In Your Own Backyard
Start by looking at the sky. Google SkyMaps (free, Android) identifies celestial beings from your point of view. Point the phone at any location in the sky and the app will tell you what you’re seeing. Planets, stars, constellations – are all unveiled. Apple users who want a prettier map can download SkyApp from Celestron (iPhone/iPad).
A surprisingly handy app, Flashlight (iPhone/iPad) transforms your phone screen to a bright white light. For reading menus, finding a keyhole or just getting somewhere in the dark, it’s a handy addition.

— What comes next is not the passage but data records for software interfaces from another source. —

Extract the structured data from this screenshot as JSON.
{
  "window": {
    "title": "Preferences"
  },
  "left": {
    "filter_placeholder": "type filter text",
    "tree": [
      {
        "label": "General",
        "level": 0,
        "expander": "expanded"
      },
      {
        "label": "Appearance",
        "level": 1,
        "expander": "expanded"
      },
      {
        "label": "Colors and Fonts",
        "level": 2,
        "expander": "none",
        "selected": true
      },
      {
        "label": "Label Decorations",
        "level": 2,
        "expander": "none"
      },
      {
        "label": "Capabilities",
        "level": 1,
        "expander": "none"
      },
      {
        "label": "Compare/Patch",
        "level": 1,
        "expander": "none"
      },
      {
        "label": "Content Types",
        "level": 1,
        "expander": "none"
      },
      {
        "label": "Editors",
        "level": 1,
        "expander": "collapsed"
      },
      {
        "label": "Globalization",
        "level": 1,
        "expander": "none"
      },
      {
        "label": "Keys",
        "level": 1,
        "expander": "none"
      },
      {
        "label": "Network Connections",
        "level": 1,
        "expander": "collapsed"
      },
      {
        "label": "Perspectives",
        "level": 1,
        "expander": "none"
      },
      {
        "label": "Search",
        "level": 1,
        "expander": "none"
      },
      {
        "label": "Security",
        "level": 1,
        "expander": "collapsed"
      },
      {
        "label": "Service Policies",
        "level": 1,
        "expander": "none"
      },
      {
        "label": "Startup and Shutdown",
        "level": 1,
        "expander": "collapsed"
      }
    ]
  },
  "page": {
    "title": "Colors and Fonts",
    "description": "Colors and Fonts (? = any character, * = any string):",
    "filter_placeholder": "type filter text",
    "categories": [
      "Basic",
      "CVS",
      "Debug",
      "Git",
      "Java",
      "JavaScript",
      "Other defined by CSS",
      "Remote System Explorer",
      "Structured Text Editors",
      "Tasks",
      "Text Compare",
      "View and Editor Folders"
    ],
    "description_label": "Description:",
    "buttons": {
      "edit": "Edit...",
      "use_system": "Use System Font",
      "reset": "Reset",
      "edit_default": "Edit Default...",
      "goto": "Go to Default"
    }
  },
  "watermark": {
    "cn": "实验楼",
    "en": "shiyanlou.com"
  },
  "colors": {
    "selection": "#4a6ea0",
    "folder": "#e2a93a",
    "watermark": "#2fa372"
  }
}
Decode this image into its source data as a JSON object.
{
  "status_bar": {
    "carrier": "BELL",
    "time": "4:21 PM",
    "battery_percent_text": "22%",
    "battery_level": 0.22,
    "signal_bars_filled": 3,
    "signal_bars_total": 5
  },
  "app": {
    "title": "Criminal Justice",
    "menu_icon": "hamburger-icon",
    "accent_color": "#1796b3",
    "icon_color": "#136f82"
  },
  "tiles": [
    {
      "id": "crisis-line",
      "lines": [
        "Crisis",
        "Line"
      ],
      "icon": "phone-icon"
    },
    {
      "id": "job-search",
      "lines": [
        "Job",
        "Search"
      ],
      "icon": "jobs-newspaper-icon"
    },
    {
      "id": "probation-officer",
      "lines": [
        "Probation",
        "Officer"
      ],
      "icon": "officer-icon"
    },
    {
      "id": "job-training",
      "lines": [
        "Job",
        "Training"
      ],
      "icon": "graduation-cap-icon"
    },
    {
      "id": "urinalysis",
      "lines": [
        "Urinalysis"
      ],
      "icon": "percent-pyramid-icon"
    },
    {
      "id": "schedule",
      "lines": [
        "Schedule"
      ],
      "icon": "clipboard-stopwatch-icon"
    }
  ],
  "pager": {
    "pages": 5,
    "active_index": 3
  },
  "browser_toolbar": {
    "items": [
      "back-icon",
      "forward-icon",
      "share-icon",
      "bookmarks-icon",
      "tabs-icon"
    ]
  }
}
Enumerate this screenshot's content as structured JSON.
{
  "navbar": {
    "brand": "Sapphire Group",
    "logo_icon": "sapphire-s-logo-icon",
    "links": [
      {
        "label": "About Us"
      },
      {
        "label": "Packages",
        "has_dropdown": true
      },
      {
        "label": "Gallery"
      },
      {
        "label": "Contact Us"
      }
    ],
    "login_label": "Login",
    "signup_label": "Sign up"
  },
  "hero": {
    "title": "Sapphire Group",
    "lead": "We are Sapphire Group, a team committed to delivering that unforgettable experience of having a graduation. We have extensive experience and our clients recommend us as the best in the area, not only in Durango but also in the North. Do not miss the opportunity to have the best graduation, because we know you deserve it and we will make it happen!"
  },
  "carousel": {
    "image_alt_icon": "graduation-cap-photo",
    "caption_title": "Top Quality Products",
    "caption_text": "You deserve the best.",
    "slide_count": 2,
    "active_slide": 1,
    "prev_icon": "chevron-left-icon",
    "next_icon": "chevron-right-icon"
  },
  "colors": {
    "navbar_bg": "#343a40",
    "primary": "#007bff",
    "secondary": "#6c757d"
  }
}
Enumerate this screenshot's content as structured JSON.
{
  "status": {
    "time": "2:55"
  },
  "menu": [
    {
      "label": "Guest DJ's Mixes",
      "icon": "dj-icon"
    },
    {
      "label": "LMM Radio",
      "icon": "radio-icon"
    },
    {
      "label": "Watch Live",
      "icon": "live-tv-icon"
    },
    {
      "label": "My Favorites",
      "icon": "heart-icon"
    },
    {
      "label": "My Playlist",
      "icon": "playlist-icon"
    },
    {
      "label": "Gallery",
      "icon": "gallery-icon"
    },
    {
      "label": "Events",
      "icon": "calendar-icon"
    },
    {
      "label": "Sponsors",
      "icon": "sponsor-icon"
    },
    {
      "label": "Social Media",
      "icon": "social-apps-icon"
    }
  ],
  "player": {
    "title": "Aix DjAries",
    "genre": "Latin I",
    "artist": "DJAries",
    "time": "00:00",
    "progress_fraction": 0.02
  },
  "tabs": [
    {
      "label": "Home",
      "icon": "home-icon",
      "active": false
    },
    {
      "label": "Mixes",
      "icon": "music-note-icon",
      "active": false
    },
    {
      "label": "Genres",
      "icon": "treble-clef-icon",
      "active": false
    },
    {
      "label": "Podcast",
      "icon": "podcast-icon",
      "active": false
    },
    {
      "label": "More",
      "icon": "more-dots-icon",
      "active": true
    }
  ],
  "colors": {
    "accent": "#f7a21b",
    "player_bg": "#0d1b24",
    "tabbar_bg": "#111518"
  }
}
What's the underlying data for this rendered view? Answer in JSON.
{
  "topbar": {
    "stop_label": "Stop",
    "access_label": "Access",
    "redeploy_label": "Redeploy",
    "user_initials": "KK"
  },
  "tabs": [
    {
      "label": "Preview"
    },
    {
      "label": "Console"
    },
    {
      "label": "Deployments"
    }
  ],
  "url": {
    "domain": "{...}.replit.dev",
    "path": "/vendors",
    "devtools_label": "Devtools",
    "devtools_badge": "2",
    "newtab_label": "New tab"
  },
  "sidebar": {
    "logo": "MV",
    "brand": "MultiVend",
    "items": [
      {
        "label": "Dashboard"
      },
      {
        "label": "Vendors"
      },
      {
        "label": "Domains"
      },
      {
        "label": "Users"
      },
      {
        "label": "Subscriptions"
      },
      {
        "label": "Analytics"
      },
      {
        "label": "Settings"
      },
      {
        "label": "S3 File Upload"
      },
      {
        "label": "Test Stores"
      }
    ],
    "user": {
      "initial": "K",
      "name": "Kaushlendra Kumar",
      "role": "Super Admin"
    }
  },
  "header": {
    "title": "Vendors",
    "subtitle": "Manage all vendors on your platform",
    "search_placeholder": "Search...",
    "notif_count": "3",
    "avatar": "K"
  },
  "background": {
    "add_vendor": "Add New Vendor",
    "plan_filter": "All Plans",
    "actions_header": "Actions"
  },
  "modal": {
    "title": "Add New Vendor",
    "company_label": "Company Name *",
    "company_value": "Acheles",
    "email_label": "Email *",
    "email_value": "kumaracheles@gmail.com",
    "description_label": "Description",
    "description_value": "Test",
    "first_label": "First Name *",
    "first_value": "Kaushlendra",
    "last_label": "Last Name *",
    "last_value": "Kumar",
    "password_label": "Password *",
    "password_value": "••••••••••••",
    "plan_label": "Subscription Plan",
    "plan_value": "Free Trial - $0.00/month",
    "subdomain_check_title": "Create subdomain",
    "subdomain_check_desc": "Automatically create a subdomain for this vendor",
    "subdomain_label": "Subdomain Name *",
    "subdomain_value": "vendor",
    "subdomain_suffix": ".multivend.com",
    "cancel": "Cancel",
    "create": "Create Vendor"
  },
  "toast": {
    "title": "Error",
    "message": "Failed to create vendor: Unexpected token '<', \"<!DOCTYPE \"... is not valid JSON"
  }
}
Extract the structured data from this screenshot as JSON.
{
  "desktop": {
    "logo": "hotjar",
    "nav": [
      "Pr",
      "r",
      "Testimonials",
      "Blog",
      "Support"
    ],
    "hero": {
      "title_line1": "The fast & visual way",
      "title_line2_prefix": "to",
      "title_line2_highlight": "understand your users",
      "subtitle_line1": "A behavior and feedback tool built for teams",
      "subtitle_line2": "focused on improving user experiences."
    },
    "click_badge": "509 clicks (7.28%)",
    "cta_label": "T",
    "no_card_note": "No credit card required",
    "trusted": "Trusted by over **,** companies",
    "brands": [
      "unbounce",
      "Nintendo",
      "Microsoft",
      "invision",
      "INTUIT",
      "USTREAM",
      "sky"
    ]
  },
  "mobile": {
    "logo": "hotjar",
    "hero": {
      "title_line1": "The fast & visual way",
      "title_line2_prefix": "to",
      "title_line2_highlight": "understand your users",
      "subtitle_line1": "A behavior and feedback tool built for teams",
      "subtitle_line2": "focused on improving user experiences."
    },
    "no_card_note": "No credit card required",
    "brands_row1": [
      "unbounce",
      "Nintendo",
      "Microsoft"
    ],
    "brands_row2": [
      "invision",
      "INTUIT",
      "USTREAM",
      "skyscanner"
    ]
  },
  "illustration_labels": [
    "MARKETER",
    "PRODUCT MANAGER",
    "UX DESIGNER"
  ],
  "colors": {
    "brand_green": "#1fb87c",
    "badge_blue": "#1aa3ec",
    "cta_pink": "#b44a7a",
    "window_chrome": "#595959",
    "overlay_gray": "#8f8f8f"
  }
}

Gardening fanatics have a huge number of app choices. Those who prefer an encyclopedic approach will enjoy Botany Buddy ($9.99, iPhone/iPad). It provides an almost overwhelming description of every plant and shrub in existence – all searchable by name, location and description. Cooks should look at iPlant ($1.99, iPhone/iPad), a culinary guide. If your garden is infested, you need Garden Insects (iPhone/iPad), the 99-cent guide to garden insects.
For getting in shape, use your smartphone as a pedometer with Pedometer Pro GPS+ ($2.99, iPhone/iPad). Since it knows your location through its GPS, it can calculate how far and fast you’ve walked and run, through what kinds of terrain. Set your personal goals and get started.
Weather buffs and outdoor party planners might download WeatherUnderground’s free app (Android/iPhone/iPad), where local folks like you contribute weather information in real time. Crowd-sourced weather at its finest!
Looking for a local event to pass the time? From movies, to concerts, to fairs and art, Eventful (free, iPhone) lets you follow upcoming concerts, performances and other live events through the site. Eventful goes a step further by giving fans a place to demand an event.
On the Road
AccuTerra Unlimited (iPhone) is the hardcore map and GPS tracker for hiking, running, biking, and skiing. We’re talking five million square miles of terrain and trail maps. The maps are beautiful and have been optimized for the iPhone. You’ll want to download just the maps that you need to use (the app can get quite large). This all-access pass comes at the hefty price tag of $29.95.
When you’re off the trail, Where You Go (free, Android) is an app with 500 preset categories that can locate anything from drug stores to restaurants to points of interest.
Campers and RV enthusiasts should head to Camping Road Trip ($2.99). Available on iPhone and Android, it provides a complete list of 15,000 RV parks and campgrounds and lets you share your notes and ratings with others.
On the Interstate? Download iexit ($.99, iPhone) and find out what restaurants and hotels are just off the next exit – without ever exiting.
An app I find especially handy for summer travels is Park n Find ($.99, iPhone). Park your car, take its photo, and the GPS coordinates are captured and reported back to you. You’ll never be the last car out of the lot again because you’ve forgotten where you’ve parked.
TripIt (free, Android, iPhone/iPad, Blackberry, Windows) watches as you book your flights, hotel , rental car information and turns it into your personal itinerary. Trip Advisor (free, Android phone/tablet, iPhone/iPad, Windows) shares the often very vocal opinion of travelers everywhere. Read before you book.